§ **About this exercise**
Give back all of the data unchanged. Keep every word as it is.

--- START ---

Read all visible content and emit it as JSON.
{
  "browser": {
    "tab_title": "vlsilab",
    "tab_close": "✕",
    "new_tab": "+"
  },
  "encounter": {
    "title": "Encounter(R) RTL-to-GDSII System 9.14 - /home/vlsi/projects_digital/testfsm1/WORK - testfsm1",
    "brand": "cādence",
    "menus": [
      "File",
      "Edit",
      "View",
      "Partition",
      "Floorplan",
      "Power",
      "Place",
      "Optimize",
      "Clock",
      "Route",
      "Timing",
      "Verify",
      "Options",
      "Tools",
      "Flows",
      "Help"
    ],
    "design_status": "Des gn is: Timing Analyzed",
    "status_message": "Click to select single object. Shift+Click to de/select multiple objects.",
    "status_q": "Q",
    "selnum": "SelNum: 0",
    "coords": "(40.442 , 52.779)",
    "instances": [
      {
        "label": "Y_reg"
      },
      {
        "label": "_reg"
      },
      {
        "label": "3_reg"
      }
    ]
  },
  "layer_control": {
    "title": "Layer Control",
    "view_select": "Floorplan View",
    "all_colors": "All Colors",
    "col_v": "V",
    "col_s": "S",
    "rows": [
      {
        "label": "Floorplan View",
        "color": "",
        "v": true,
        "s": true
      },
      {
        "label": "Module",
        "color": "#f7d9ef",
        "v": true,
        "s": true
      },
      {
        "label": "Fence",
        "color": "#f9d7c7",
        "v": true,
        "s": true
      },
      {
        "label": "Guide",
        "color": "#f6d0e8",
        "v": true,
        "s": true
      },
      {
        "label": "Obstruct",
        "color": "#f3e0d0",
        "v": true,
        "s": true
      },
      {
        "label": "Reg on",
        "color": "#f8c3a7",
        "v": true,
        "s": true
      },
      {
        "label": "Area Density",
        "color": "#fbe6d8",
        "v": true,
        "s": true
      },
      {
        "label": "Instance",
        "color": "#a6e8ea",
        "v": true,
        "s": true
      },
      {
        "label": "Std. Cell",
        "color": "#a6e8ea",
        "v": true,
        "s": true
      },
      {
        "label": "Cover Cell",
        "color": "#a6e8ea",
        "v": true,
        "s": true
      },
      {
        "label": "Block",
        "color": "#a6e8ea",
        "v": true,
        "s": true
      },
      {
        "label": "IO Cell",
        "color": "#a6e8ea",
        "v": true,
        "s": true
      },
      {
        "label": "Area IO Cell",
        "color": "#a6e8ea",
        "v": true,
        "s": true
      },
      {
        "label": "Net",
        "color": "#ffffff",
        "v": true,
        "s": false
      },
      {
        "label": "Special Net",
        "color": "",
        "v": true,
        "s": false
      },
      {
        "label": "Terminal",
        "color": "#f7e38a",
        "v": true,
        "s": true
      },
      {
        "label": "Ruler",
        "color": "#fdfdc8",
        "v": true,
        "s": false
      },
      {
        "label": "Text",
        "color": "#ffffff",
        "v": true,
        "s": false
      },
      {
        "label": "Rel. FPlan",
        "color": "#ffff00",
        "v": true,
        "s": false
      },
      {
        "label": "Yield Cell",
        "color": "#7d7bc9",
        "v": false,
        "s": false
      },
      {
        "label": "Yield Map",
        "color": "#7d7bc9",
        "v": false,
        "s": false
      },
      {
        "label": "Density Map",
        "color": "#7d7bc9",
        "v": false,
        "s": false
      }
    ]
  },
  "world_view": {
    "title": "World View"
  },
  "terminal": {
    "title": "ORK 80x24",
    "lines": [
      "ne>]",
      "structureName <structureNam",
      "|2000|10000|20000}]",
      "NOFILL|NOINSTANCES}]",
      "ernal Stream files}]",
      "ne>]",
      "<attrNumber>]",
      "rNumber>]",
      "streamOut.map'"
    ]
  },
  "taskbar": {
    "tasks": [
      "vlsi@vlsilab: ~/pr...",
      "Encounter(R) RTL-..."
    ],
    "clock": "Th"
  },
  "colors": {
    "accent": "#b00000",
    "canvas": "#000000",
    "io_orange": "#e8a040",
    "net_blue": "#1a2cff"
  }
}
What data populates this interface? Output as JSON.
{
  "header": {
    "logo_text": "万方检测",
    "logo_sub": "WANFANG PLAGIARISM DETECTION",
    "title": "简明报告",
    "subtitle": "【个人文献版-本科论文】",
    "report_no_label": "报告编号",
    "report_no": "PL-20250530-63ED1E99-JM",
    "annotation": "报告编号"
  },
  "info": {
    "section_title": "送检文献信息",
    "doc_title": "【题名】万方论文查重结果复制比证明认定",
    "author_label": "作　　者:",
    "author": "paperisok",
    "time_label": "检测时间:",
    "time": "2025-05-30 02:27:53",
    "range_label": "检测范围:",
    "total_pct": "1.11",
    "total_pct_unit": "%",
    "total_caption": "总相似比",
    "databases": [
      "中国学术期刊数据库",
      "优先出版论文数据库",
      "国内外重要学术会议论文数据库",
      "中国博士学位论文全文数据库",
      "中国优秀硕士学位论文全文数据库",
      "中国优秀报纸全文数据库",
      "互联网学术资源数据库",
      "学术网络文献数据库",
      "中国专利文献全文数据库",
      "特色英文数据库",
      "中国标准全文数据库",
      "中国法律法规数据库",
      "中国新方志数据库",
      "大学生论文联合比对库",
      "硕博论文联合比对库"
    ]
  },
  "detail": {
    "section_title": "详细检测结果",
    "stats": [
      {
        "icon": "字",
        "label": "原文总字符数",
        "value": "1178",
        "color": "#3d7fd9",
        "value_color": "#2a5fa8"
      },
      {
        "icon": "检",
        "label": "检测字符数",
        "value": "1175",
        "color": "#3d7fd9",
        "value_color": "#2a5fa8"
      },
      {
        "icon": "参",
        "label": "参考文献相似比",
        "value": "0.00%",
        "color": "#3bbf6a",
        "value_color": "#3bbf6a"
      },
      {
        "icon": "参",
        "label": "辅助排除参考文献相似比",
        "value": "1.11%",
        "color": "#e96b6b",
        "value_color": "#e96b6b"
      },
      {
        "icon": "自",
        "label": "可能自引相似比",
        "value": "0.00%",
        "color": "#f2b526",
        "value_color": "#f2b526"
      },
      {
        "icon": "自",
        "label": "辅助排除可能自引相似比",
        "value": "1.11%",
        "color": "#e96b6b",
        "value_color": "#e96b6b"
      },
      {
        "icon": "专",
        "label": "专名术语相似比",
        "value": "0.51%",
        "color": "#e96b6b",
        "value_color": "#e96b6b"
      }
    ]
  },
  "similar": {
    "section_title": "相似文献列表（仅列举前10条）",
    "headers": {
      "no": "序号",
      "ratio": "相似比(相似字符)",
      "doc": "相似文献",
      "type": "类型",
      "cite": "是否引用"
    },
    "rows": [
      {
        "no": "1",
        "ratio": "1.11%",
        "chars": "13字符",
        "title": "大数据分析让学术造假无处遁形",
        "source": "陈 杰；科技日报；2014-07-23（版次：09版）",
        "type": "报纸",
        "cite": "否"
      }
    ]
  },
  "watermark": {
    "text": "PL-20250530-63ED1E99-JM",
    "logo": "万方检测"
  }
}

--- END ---

§ **Reply**
Read all visible content and emit it as JSON.
{
  "browser": {
    "tab_title": "vlsilab",
    "tab_close": "✕",
    "new_tab": "+"
  },
  "encounter": {
    "title": "Encounter(R) RTL-to-GDSII System 9.14 - /home/vlsi/projects_digital/testfsm1/WORK - testfsm1",
    "brand": "cādence",
    "menus": [
      "File",
      "Edit",
      "View",
      "Partition",
      "Floorplan",
      "Power",
      "Place",
      "Optimize",
      "Clock",
      "Route",
      "Timing",
      "Verify",
      "Options",
      "Tools",
      "Flows",
      "Help"
    ],
    "design_status": "Des gn is: Timing Analyzed",
    "status_message": "Click to select single object. Shift+Click to de/select multiple objects.",
    "status_q": "Q",
    "selnum": "SelNum: 0",
    "coords": "(40.442 , 52.779)",
    "instances": [
      {
        "label": "Y_reg"
      },
      {
        "label": "_reg"
      },
      {
        "label": "3_reg"
      }
    ]
  },
  "layer_control": {
    "title": "Layer Control",
    "view_select": "Floorplan View",
    "all_colors": "All Colors",
    "col_v": "V",
    "col_s": "S",
    "rows": [
      {
        "label": "Floorplan View",
        "color": "",
        "v": true,
        "s": true
      },
      {
        "label": "Module",
        "color": "#f7d9ef",
        "v": true,
        "s": true
      },
      {
        "label": "Fence",
        "color": "#f9d7c7",
        "v": true,
        "s": true
      },
      {
        "label": "Guide",
        "color": "#f6d0e8",
        "v": true,
        "s": true
      },
      {
        "label": "Obstruct",
        "color": "#f3e0d0",
        "v": true,
        "s": true
      },
      {
        "label": "Reg on",
        "color": "#f8c3a7",
        "v": true,
        "s": true
      },
      {
        "label": "Area Density",
        "color": "#fbe6d8",
        "v": true,
        "s": true
      },
      {
        "label": "Instance",
        "color": "#a6e8ea",
        "v": true,
        "s": true
      },
      {
        "label": "Std. Cell",
        "color": "#a6e8ea",
        "v": true,
        "s": true
      },
      {
        "label": "Cover Cell",
        "color": "#a6e8ea",
        "v": true,
        "s": true
      },
      {
        "label": "Block",
        "color": "#a6e8ea",
        "v": true,
        "s": true
      },
      {
        "label": "IO Cell",
        "color": "#a6e8ea",
        "v": true,
        "s": true
      },
      {
        "label": "Area IO Cell",
        "color": "#a6e8ea",
        "v": true,
        "s": true
      },
      {
        "label": "Net",
        "color": "#ffffff",
        "v": true,
        "s": false
      },
      {
        "label": "Special Net",
        "color": "",
        "v": true,
        "s": false
      },
      {
        "label": "Terminal",
        "color": "#f7e38a",
        "v": true,
        "s": true
      },
      {
        "label": "Ruler",
        "color": "#fdfdc8",
        "v": true,
        "s": false
      },
      {
        "label": "Text",
        "color": "#ffffff",
        "v": true,
        "s": false
      },
      {
        "label": "Rel. FPlan",
        "color": "#ffff00",
        "v": true,
        "s": false
      },
      {
        "label": "Yield Cell",
        "color": "#7d7bc9",
        "v": false,
        "s": false
      },
      {
        "label": "Yield Map",
        "color": "#7d7bc9",
        "v": false,
        "s": false
      },
      {
        "label": "Density Map",
        "color": "#7d7bc9",
        "v": false,
        "s": false
      }
    ]
  },
  "world_view": {
    "title": "World View"
  },
  "terminal": {
    "title": "ORK 80x24",
    "lines": [
      "ne>]",
      "structureName <structureNam",
      "|2000|10000|20000}]",
      "NOFILL|NOINSTANCES}]",
      "ernal Stream files}]",
      "ne>]",
      "<attrNumber>]",
      "rNumber>]",
      "streamOut.map'"
    ]
  },
  "taskbar": {
    "tasks": [
      "vlsi@vlsilab: ~/pr...",
      "Encounter(R) RTL-..."
    ],
    "clock": "Th"
  },
  "colors": {
    "accent": "#b00000",
    "canvas": "#000000",
    "io_orange": "#e8a040",
    "net_blue": "#1a2cff"
  }
}
What data populates this interface? Output as JSON.
{
  "header": {
    "logo_text": "万方检测",
    "logo_sub": "WANFANG PLAGIARISM DETECTION",
    "title": "简明报告",
    "subtitle": "【个人文献版-本科论文】",
    "report_no_label": "报告编号",
    "report_no": "PL-20250530-63ED1E99-JM",
    "annotation": "报告编号"
  },
  "info": {
    "section_title": "送检文献信息",
    "doc_title": "【题名】万方论文查重结果复制比证明认定",
    "author_label": "作　　者:",
    "author": "paperisok",
    "time_label": "检测时间:",
    "time": "2025-05-30 02:27:53",
    "range_label": "检测范围:",
    "total_pct": "1.11",
    "total_pct_unit": "%",
    "total_caption": "总相似比",
    "databases": [
      "中国学术期刊数据库",
      "优先出版论文数据库",
      "国内外重要学术会议论文数据库",
      "中国博士学位论文全文数据库",
      "中国优秀硕士学位论文全文数据库",
      "中国优秀报纸全文数据库",
      "互联网学术资源数据库",
      "学术网络文献数据库",
      "中国专利文献全文数据库",
      "特色英文数据库",
      "中国标准全文数据库",
      "中国法律法规数据库",
      "中国新方志数据库",
      "大学生论文联合比对库",
      "硕博论文联合比对库"
    ]
  },
  "detail": {
    "section_title": "详细检测结果",
    "stats": [
      {
        "icon": "字",
        "label": "原文总字符数",
        "value": "1178",
        "color": "#3d7fd9",
        "value_color": "#2a5fa8"
      },
      {
        "icon": "检",
        "label": "检测字符数",
        "value": "1175",
        "color": "#3d7fd9",
        "value_color": "#2a5fa8"
      },
      {
        "icon": "参",
        "label": "参考文献相似比",
        "value": "0.00%",
        "color": "#3bbf6a",
        "value_color": "#3bbf6a"
      },
      {
        "icon": "参",
        "label": "辅助排除参考文献相似比",
        "value": "1.11%",
        "color": "#e96b6b",
        "value_color": "#e96b6b"
      },
      {
        "icon": "自",
        "label": "可能自引相似比",
        "value": "0.00%",
        "color": "#f2b526",
        "value_color": "#f2b526"
      },
      {
        "icon": "自",
        "label": "辅助排除可能自引相似比",
        "value": "1.11%",
        "color": "#e96b6b",
        "value_color": "#e96b6b"
      },
      {
        "icon": "专",
        "label": "专名术语相似比",
        "value": "0.51%",
        "color": "#e96b6b",
        "value_color": "#e96b6b"
      }
    ]
  },
  "similar": {
    "section_title": "相似文献列表（仅列举前10条）",
    "headers": {
      "no": "序号",
      "ratio": "相似比(相似字符)",
      "doc": "相似文献",
      "type": "类型",
      "cite": "是否引用"
    },
    "rows": [
      {
        "no": "1",
        "ratio": "1.11%",
        "chars": "13字符",
        "title": "大数据分析让学术造假无处遁形",
        "source": "陈 杰；科技日报；2014-07-23（版次：09版）",
        "type": "报纸",
        "cite": "否"
      }
    ]
  },
  "watermark": {
    "text": "PL-20250530-63ED1E99-JM",
    "logo": "万方检测"
  }
}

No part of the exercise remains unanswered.